(Goal of the exercise): What is needed here is each entry reproduced exactly, without its pictures.

[Source material]

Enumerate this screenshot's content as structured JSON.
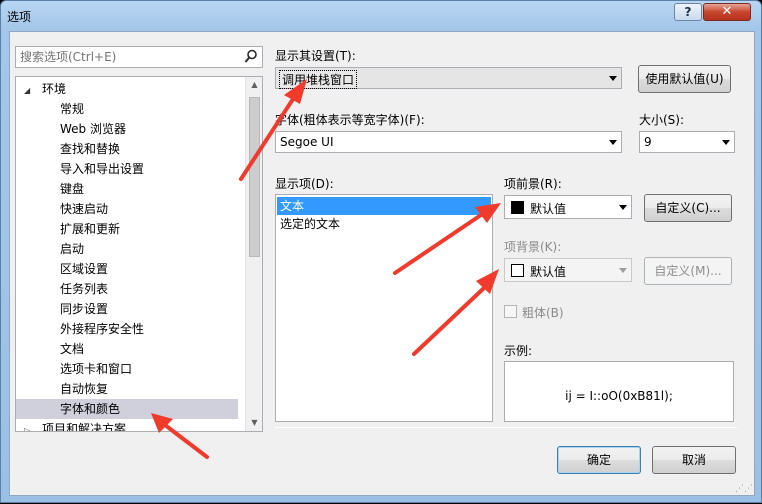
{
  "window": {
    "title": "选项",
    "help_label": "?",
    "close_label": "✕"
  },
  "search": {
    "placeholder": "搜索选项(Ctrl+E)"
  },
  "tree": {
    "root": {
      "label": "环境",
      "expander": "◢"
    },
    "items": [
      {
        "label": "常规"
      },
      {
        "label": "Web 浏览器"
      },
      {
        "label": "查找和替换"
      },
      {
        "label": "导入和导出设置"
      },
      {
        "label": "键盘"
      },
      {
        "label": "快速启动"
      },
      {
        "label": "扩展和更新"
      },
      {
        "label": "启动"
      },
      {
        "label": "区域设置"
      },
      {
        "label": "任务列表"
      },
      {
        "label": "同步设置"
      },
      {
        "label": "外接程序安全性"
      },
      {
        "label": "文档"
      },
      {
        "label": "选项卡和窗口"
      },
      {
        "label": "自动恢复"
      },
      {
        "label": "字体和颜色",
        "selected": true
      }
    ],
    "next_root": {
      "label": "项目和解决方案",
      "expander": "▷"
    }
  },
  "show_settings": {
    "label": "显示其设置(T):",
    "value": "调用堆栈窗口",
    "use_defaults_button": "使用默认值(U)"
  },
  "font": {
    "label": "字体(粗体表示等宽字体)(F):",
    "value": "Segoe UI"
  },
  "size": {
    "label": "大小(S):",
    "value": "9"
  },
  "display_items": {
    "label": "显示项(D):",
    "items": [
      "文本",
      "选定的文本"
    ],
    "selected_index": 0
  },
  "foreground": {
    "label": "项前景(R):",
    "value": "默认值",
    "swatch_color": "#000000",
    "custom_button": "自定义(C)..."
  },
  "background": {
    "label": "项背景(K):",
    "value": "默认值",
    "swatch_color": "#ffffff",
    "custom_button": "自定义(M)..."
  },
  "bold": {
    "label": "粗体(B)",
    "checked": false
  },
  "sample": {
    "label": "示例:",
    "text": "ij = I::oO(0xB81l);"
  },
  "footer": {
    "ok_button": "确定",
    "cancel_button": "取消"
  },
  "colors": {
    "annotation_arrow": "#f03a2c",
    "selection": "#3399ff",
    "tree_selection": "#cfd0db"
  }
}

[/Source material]

(Answer section):
Enumerate this screenshot's content as structured JSON.
{
  "window": {
    "title": "选项",
    "help_label": "?",
    "close_label": "✕"
  },
  "search": {
    "placeholder": "搜索选项(Ctrl+E)"
  },
  "tree": {
    "root": {
      "label": "环境",
      "expander": "◢"
    },
    "items": [
      {
        "label": "常规"
      },
      {
        "label": "Web 浏览器"
      },
      {
        "label": "查找和替换"
      },
      {
        "label": "导入和导出设置"
      },
      {
        "label": "键盘"
      },
      {
        "label": "快速启动"
      },
      {
        "label": "扩展和更新"
      },
      {
        "label": "启动"
      },
      {
        "label": "区域设置"
      },
      {
        "label": "任务列表"
      },
      {
        "label": "同步设置"
      },
      {
        "label": "外接程序安全性"
      },
      {
        "label": "文档"
      },
      {
        "label": "选项卡和窗口"
      },
      {
        "label": "自动恢复"
      },
      {
        "label": "字体和颜色",
        "selected": true
      }
    ],
    "next_root": {
      "label": "项目和解决方案",
      "expander": "▷"
    }
  },
  "show_settings": {
    "label": "显示其设置(T):",
    "value": "调用堆栈窗口",
    "use_defaults_button": "使用默认值(U)"
  },
  "font": {
    "label": "字体(粗体表示等宽字体)(F):",
    "value": "Segoe UI"
  },
  "size": {
    "label": "大小(S):",
    "value": "9"
  },
  "display_items": {
    "label": "显示项(D):",
    "items": [
      "文本",
      "选定的文本"
    ],
    "selected_index": 0
  },
  "foreground": {
    "label": "项前景(R):",
    "value": "默认值",
    "swatch_color": "#000000",
    "custom_button": "自定义(C)..."
  },
  "background": {
    "label": "项背景(K):",
    "value": "默认值",
    "swatch_color": "#ffffff",
    "custom_button": "自定义(M)..."
  },
  "bold": {
    "label": "粗体(B)",
    "checked": false
  },
  "sample": {
    "label": "示例:",
    "text": "ij = I::oO(0xB81l);"
  },
  "footer": {
    "ok_button": "确定",
    "cancel_button": "取消"
  },
  "colors": {
    "annotation_arrow": "#f03a2c",
    "selection": "#3399ff",
    "tree_selection": "#cfd0db"
  }
}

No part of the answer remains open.